Robin Stewart: As Harry said, we wanted there to be contrast and duality in the artwork – relatability vs. something totally out of the blue. We certainly weren’t making an album about a dystopian future. It’s a hymn to lighting your cig backwards and squinting into the post-rave light and throwing on Kehlani and just fading.

How does your approach to recorded music differ from how you perform live?

Harry Wright: At first it was about trying to capture a ‘live energy’ on the records, but we actually found it way more interesting and less restricting to create music separate from the live environment, and then use the sounds and beats from the tracks as a pallette to draw from when performing live. I think this gives us more freedom both on record and more importantly in the moment in club.

Robin Stewart: They differ a lot, to be honest. I utilise bits and bobs from the live shows in the studio – not, like, trying to recreate something, but compartmentalising the way the live sets flow and etching out ideas based on something that happened with the gear. Harry and I work really differently, but it creates a nice balance for us to keep the work in the studio moving along.

“We certainly weren’t making an album about a dystopian future. It’s a hymn to lighting your cig backwards and squinting into the post-rave light and throwing on Kehlani and just fading” – Robin Stewart, Giant Swan

Has your way of making music changed much over the years, particularly as you’ve started being booked for more and more international shows?

Robin Stewart: Aye, probably. I certainly think starting to play more, and further afield, broadened our horizons and just enlightened us to more than just how to bang out some techno. We’ve learned half of what we know from playing live every weekend alongside every shade of DJ and producer and in so many different clubs and spaces, so coming from not knowing anything but a bit of this and that to having some perspective, I think our drive in the studio and onstage has benefited enormously.

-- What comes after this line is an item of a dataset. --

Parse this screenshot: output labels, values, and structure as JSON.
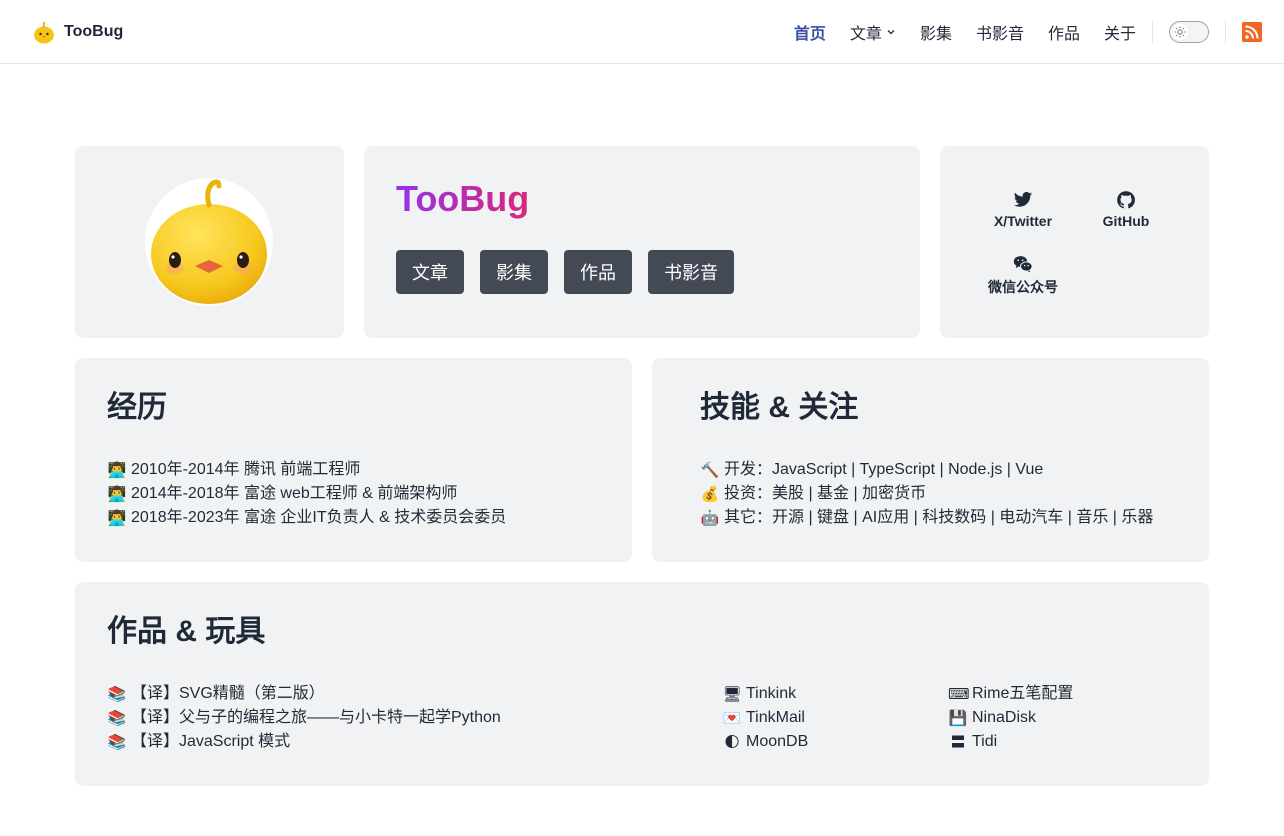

Harry Wright: I guess ’cos we’re lucky enough to play so much, the shows themselves kind of end up like a form of writing and rehearsal. It’s a really interesting way to try new ideas out for the first time. Who’s gonna be more honest with you than a room full of drunk people at 3am? It’s become quite vital to our process now, to be honest.

Robin, the last time I saw you guys perform live I clocked that you have a ‘dignity’ tattoo from The Simpsons. Can you tell us about one other tattoo and what it means to you?

Robin Stewart: I have a skull on my arm drawn by Milou Maass which has a scar on it. I fell into a fridge right after I got it. It means ‘skeletons’.

What would you say are the hallmarks of a Giant Swan tune?

Harry Wright: Big Beats are the best, get high all the time.

Robin Stewart: That scene in The Wrong Trousers where Gromit gets covered in jam. It’s that, but in music.

Harry, what’s your favourite song on the new Charli XCX album?

Harry Wright: “Gone” or “Silver Cross”. 

What can you tell us about your Dazed Mix?

Robin Stewart: It’s a hodgepodge of our collective taste really. Lots of friends and lots of people we’ve never met, but whose gear we like. Our dream club megamix.

What are you up to next?

Harry Wright: Lots more shows! Plus work with our own solo projects and labels: Avon Terror Corps, Illegal Data, Mun Sing, etc.

Robin Stewart: Loads of gigs and writing some new music. We both have some solo gear on the horizon as well, so peep those peepers.